Trainer Nick Zito has had nine horses finish behind Afleet Alex this year, and will try him again with three more in Saturday's Belmont Stakes (gr. I). That in itself would certainly make the Preakness (gr. I) winner a thorn in Zito's side. But Zito and Alex have a history together that goes back a lot farther than this year's Triple Crown trail.
Last June, Zito ran a horse at Delaware Park, where he kept a small string. Zito's assistant, Tim Poole, arrived just before the race, and after stopping at the receiving barn, he drove to the horsemen's parking lot, located on the clubhouse turn.

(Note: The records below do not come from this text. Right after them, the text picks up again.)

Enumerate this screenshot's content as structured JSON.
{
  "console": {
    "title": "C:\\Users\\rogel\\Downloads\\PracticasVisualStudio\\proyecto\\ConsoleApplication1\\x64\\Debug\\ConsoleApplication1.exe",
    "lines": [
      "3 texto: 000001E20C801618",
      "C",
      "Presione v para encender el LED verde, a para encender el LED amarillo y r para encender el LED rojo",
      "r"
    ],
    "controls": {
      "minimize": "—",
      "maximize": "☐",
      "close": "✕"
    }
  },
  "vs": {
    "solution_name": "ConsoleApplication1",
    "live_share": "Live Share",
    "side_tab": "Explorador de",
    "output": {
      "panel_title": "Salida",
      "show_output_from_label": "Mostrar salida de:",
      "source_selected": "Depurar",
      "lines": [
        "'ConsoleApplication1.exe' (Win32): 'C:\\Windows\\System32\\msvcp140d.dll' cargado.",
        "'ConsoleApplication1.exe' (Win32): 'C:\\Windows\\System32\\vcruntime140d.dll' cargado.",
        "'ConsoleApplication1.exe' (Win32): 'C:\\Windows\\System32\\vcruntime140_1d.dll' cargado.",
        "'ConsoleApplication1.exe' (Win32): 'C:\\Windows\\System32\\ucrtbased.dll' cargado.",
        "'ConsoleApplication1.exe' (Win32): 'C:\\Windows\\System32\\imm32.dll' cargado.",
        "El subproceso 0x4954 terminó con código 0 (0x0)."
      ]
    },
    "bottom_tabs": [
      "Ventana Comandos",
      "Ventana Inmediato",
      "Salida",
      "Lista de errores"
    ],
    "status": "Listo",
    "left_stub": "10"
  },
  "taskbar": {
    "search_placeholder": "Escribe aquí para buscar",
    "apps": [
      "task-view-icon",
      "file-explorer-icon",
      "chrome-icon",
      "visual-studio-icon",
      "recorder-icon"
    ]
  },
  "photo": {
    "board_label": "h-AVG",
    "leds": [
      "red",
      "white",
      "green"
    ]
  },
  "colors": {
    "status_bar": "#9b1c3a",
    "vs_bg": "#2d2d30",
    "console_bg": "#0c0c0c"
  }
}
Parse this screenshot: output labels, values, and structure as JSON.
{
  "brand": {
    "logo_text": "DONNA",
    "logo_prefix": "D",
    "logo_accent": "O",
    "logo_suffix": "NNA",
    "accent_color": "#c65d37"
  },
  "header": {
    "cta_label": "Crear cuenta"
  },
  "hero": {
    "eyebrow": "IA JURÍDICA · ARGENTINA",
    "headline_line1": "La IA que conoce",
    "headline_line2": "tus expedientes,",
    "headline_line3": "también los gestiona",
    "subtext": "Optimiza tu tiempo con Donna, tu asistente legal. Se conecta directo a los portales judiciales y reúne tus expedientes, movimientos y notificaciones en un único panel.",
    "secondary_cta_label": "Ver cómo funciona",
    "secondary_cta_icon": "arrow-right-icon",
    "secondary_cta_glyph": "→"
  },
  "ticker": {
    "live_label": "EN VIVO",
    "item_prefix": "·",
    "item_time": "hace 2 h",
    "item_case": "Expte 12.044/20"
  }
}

As Poole was getting out of his car, the horses from the previous race were pulling up on the turn. Just then, his phone rang. It was Zito, whose voice was bursting with excitement.
"Did you see that?" he bellowed.
"See what?" Poole asked, not knowing what he was talking about.
"That race, did you see it?" Zito said.
Poole, not knowing where this race had taken place, asked Zito what track he was referring to.
"Right there where you are," said Zito, who had just seen a first-time starter named Afleet Alex turn in a performance so impressive he knew immediately he had to have the horse. When Poole told him he had just arrived and hadn't seen the race, Zito told him to run in the racing office and watch the replay, and then go see racing secretary Sam Abbey and have him contact Afleet Alex's trainer, Tim Ritchey.
Zito's instructions to Poole were simple: "When you get a hold of Ritchey, tell him, 'Whatever you want for that horse just name your price'."
"He didn't say make me an offer," Poole recalled. "He said whatever he wants. But Ritchey said he didn't think he was for sale."
"Nick and I are good friends," Abbey said, "and he also asked me to ask Timmy if he was for sale. Nick is a great horseman and he obviously saw something special."
Later that day, Zito called Ritchey himself. "Nick asked if he was for sale," Ritchey recalled. "Then, he said again, 'Name your price.' But the owners (Cash is King Stable) had no interest in selling."
What was it about Afleet Alex's 11 1/4-length victory that got Zito so excited that he was willing to spend any amount for him?
"He was the only horse that's ever reminded me of Spectacular Bid," Zito said. "I remember when 'The Bid' broke his maiden, and it was so similar. I wanted to buy the horse for Bob LaPenta. I knew this was no ordinary horse; that's why I told Timmy to buy him at any price. Here I am offering a million dollars or more for a horse who had just broken his maiden at Delaware Park and they turned us down."
It wouldn't be the last time Cash is King managing partner Chuck Zacney and the other partners turned down a substantial offer for Afleet Alex. As Abbey said, "They knew what they had." And now the entire racing world knows what they have.
Purchased for $75,000 at the Fasig-Tipton Midlantic May sale of 2-year-olds in training, Afleet Alex has won seven of 11 starts, with three placings, and earned $2,165,800. In addition to winning the Preakness, the son of Northern Afleet
has won the Hopeful Stakes (gr. I), Arkansas Derby (gr. II), Sanford Stakes (gr. II) and Mountain Valley Stakes. He has also finished second in the Bessemer Trust Breeders' Cup Juvenile (gr. I) and Champagne (gr. I), and was third in the Kentucky Derby (gr. I).
So, Zito will try once again to beat the horse he so desperately wanted last year.
"He's a great horse," Zito said. "I've been on the racetrack since I was a kid, and I have never seen anything like what he did in the Preakness. And I mean never. His whole story, with Alex's Lemonade Stand, is so inspiring. After the (Kentucky) Derby (gr. I), when I got beat with all five of my horses, all I thought about was Alex Scott, and that put everything in its proper perspective."To purchase photographs of Afleet Alex and other great thoroughbreds, click here.